The first thing that stuck out to me is something that barely ANYONE did with their scene submission, and that’s create suspense. We see the shadows of these demons running through the hive walls as our military group is walking. We know it’s only a matter of time before they come out. So we’re on edge. That anticipation is getting us all antsy, scared of WHEN they’re going to attack. That’s how you want your audience to be. All antsed up! You never want them to be relaxed.
You know when you have one of those impossible days? You have to write, work, read a friend’s script, pick up your dry cleaning, get your girlfriend a card, pay a few bills, be home for the cable installation, etc., etc.? Add to this that you woke up late. So you’re already behind on the day. Just the thought of doing all these things in such a small amount of time stresses the hell out of you. I want you to imagine that feeling. That’s the kind of feeling you want your reader to have when they’re reading your script! They have to feel like there’s so much that needs to get done and there’s no way your characters can do it.

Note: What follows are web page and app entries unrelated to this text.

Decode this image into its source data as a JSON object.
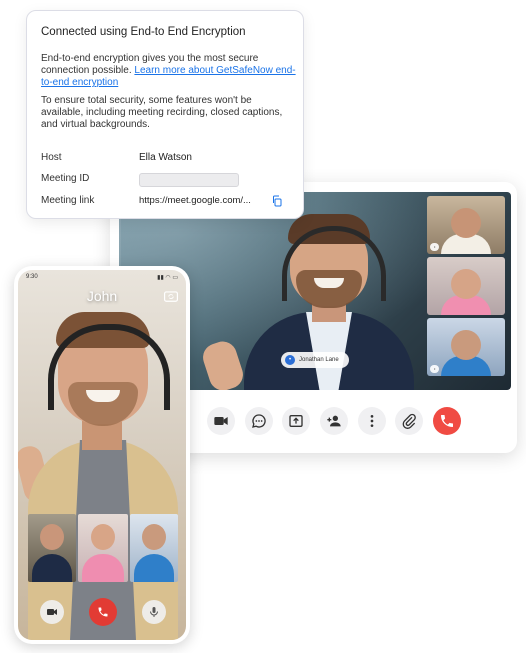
{
  "popup": {
    "title": "Connected using End-to End Encryption",
    "para1_text": "End-to-end encryption gives you the most secure connection possible. ",
    "para1_link": "Learn more about GetSafeNow end-to-end encryption",
    "para2": "To ensure total security, some features won't be available, including meeting recirding, closed captions, and virtual backgrounds.",
    "host_label": "Host",
    "host_value": "Ella Watson",
    "meeting_id_label": "Meeting ID",
    "meeting_id_value": "",
    "meeting_link_label": "Meeting link",
    "meeting_link_value": "https://meet.google.com/..."
  },
  "desktop": {
    "speaker_name": "Jonathan Lane",
    "toolbar_icons": [
      "camera-icon",
      "chat-icon",
      "share-screen-icon",
      "add-person-icon",
      "more-icon",
      "attach-icon",
      "end-call-icon"
    ],
    "end_call_color": "#f04b43"
  },
  "phone": {
    "status_time": "9:30",
    "caller_name": "John",
    "end_call_color": "#e23b34"
  }
}
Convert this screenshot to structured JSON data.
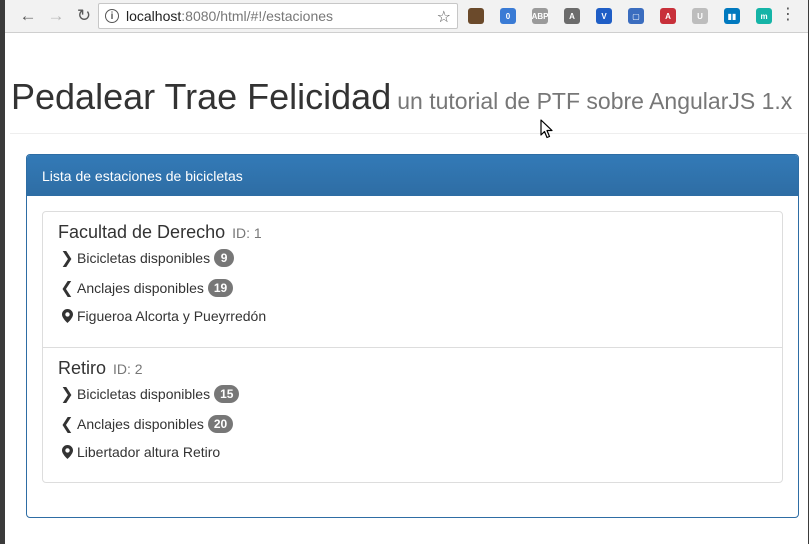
{
  "browser": {
    "url_host": "localhost",
    "url_rest": ":8080/html/#!/estaciones",
    "extensions": [
      {
        "name": "ext-1",
        "color": "#6b4a2b",
        "text": ""
      },
      {
        "name": "ext-2",
        "color": "#3a7bd5",
        "text": "0"
      },
      {
        "name": "adblock-plus",
        "color": "#9a9a9a",
        "text": "ABP"
      },
      {
        "name": "ext-4",
        "color": "#6c6c6c",
        "text": "A"
      },
      {
        "name": "ext-5",
        "color": "#1f5ec6",
        "text": "V"
      },
      {
        "name": "ext-6",
        "color": "#3b6dbf",
        "text": "▢"
      },
      {
        "name": "angular",
        "color": "#c8303a",
        "text": "A"
      },
      {
        "name": "ext-8",
        "color": "#bdbdbd",
        "text": "U"
      },
      {
        "name": "trello",
        "color": "#0079bf",
        "text": "▮▮"
      },
      {
        "name": "ext-10",
        "color": "#15b4a7",
        "text": "m"
      }
    ]
  },
  "header": {
    "title": "Pedalear Trae Felicidad",
    "subtitle": "un tutorial de PTF sobre AngularJS 1.x"
  },
  "panel": {
    "heading": "Lista de estaciones de bicicletas"
  },
  "stations": [
    {
      "name": "Facultad de Derecho",
      "id_label": "ID: 1",
      "bikes_label": "Bicicletas disponibles",
      "bikes": "9",
      "docks_label": "Anclajes disponibles",
      "docks": "19",
      "address": "Figueroa Alcorta y Pueyrredón"
    },
    {
      "name": "Retiro",
      "id_label": "ID: 2",
      "bikes_label": "Bicicletas disponibles",
      "bikes": "15",
      "docks_label": "Anclajes disponibles",
      "docks": "20",
      "address": "Libertador altura Retiro"
    }
  ]
}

I also like how this scene builds. It progresses. It isn’t just stagnant and one note like a lot of the scenes I read. Aliens start slinking out of the hive, bit by bit. So the threat is getting more intense. In other words, the situation is DIFFERENT from how it was one page ago. And the threat will be even worse one page later, growing again.

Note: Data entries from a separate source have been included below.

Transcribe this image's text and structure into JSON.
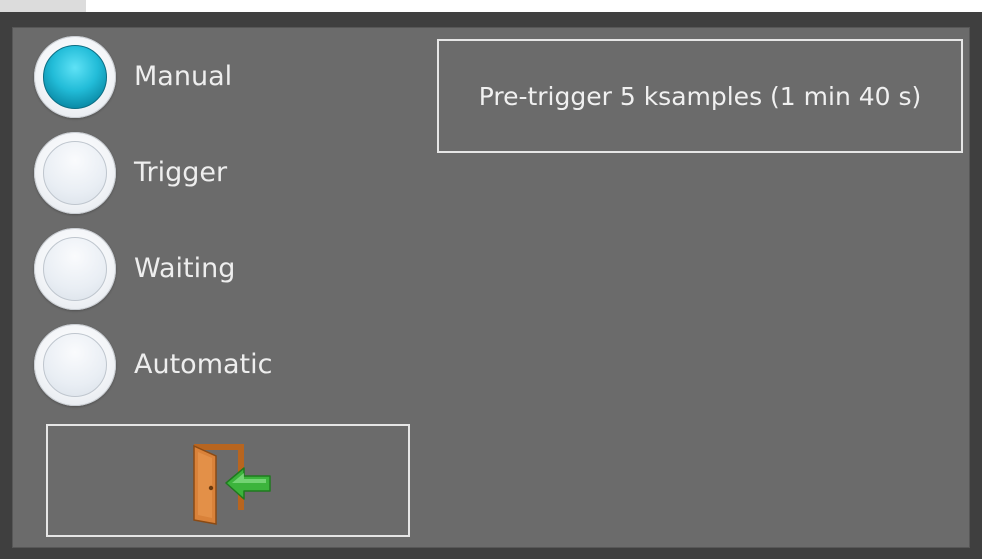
{
  "modes": {
    "selected": "Manual",
    "items": [
      {
        "label": "Manual",
        "selected": true
      },
      {
        "label": "Trigger",
        "selected": false
      },
      {
        "label": "Waiting",
        "selected": false
      },
      {
        "label": "Automatic",
        "selected": false
      }
    ]
  },
  "exit_button": {
    "icon": "exit-door-icon"
  },
  "status": {
    "text": "Pre-trigger 5 ksamples (1 min 40 s)"
  },
  "colors": {
    "panel_bg": "#6b6b6b",
    "selected_radio": "#22bcd8",
    "door": "#c8742c",
    "arrow": "#3cb43c"
  }
}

I also like how when the action begins, it’s told inside 1-2 line paragraphs (with an occasional 3-liner). I see a lot of bad action scripts that pile in 3-4 line paragraphs one after another during huge action scenes. If stuff is supposed to be happening fast on the screen, shouldn’t it be happening fast in the reader’s head? To do that, you have to keep the lines short and sparse.
Likewise, Logan’s prose was very clear. And you may be saying, “Shouldn’t that be a given?” The answer is yes, but it’s something I saw a LOT of writers in Scene Submissions struggle with. And here, it’s INCREDIBLY important, because we’re talking about an alien world, an alien setting, multiple characters, and a lot of action. It’s easy for a reader to get confused if a writer isn’t doing his job.

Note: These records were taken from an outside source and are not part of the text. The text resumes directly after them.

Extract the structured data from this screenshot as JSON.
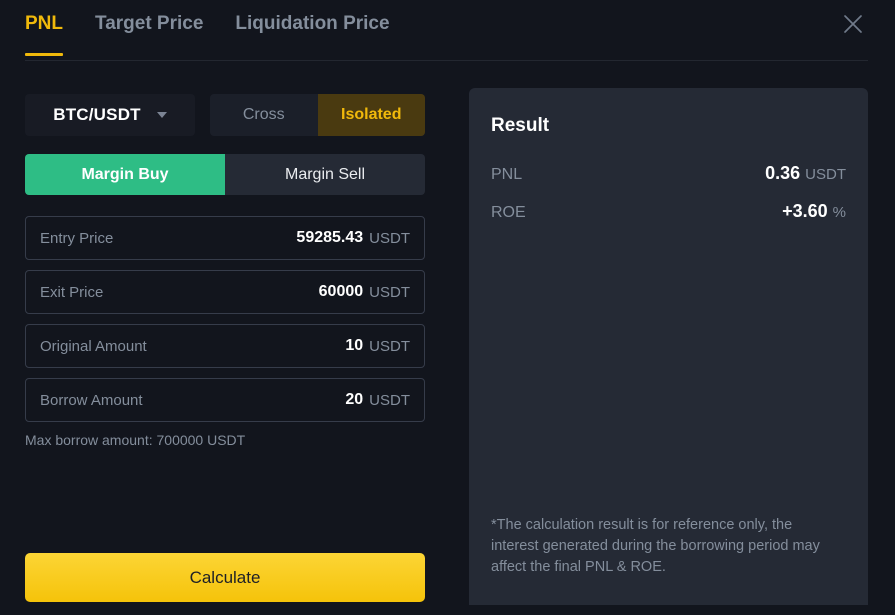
{
  "header": {
    "tabs": [
      {
        "label": "PNL",
        "active": true
      },
      {
        "label": "Target Price",
        "active": false
      },
      {
        "label": "Liquidation Price",
        "active": false
      }
    ],
    "close_icon": "close-icon"
  },
  "calculator": {
    "pair": {
      "label": "BTC/USDT",
      "caret_icon": "chevron-down-icon"
    },
    "margin_mode": {
      "options": [
        "Cross",
        "Isolated"
      ],
      "selected": "Isolated"
    },
    "side": {
      "options": [
        "Margin Buy",
        "Margin Sell"
      ],
      "selected": "Margin Buy"
    },
    "fields": [
      {
        "label": "Entry Price",
        "value": "59285.43",
        "unit": "USDT"
      },
      {
        "label": "Exit Price",
        "value": "60000",
        "unit": "USDT"
      },
      {
        "label": "Original Amount",
        "value": "10",
        "unit": "USDT"
      },
      {
        "label": "Borrow Amount",
        "value": "20",
        "unit": "USDT"
      }
    ],
    "max_borrow_note": "Max borrow amount: 700000 USDT",
    "calculate_label": "Calculate"
  },
  "result": {
    "title": "Result",
    "rows": [
      {
        "key": "PNL",
        "value": "0.36",
        "unit": "USDT"
      },
      {
        "key": "ROE",
        "value": "+3.60",
        "unit": "%"
      }
    ],
    "disclaimer": "*The calculation result is for reference only, the interest generated during the borrowing period may affect the final PNL & ROE."
  },
  "colors": {
    "page_bg": "#12151d",
    "panel_bg": "#252a35",
    "accent_gold": "#f0b90b",
    "accent_gold_dim": "#4a3a10",
    "buy_green": "#2ebd85",
    "muted_text": "#848e9c",
    "button_gold": "#fcd535"
  }
}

My worry here is that the scene (and concept) is too familiar. It’s a lot like a video game (Gears of War for me, and of course, Aliens on the film side), and the lava stuff reminded me of the dreadful CGI ending to Revenge of the Sith. This kind of stuff seems like it shouldn’t matter. But it does. Anyone who reads your script is going to get a little weary if it’s too similar to something else. We want to see originality, something new and different, and that’s not what I got here. When I said earlier, “None of the scenes I read propelled me to want to read the scripts,” for Harbinger, is was that “too familiar” feeling that did it in. I’ve been in this world numerous times already. So why would I want to revisit it?
With that said, I might give it 10 pages. Logan has proven he can write a scene. And for that, I have to give him props.
[ ] what the hell did I just read?
[ ] wasn’t for me
[x] worth the read (barely made the cut)
[ ] impressive
[ ] genius
What I learned: I didn’t see this in Logan’s script, but his sparse writing reminded me of it. — Isolate character names during big action sequences to create more of a “vertical” read. A “vertical” read just means that a lot of the text is near the left side of the margin and all the action lines are sparse, allowing a reader’s eyes to fly down the page “vertically”). I don’t like to see this used just anywhere in a script. But it’s a GREAT approach to adapt for action writing. For example, instead of:
Jetson lands hard on the concrete, shaking the room. He spins his gun out of his holster and shoves it into Frank’s face. Frank stares down the barrel of the gun, half an inch from his nose.
Lands hard on the concrete, shaking the room.
He spins his gun out of its holster, SHOVES it into Frank’s face.
Stares down the barrel of the gun, half an inch from his nose.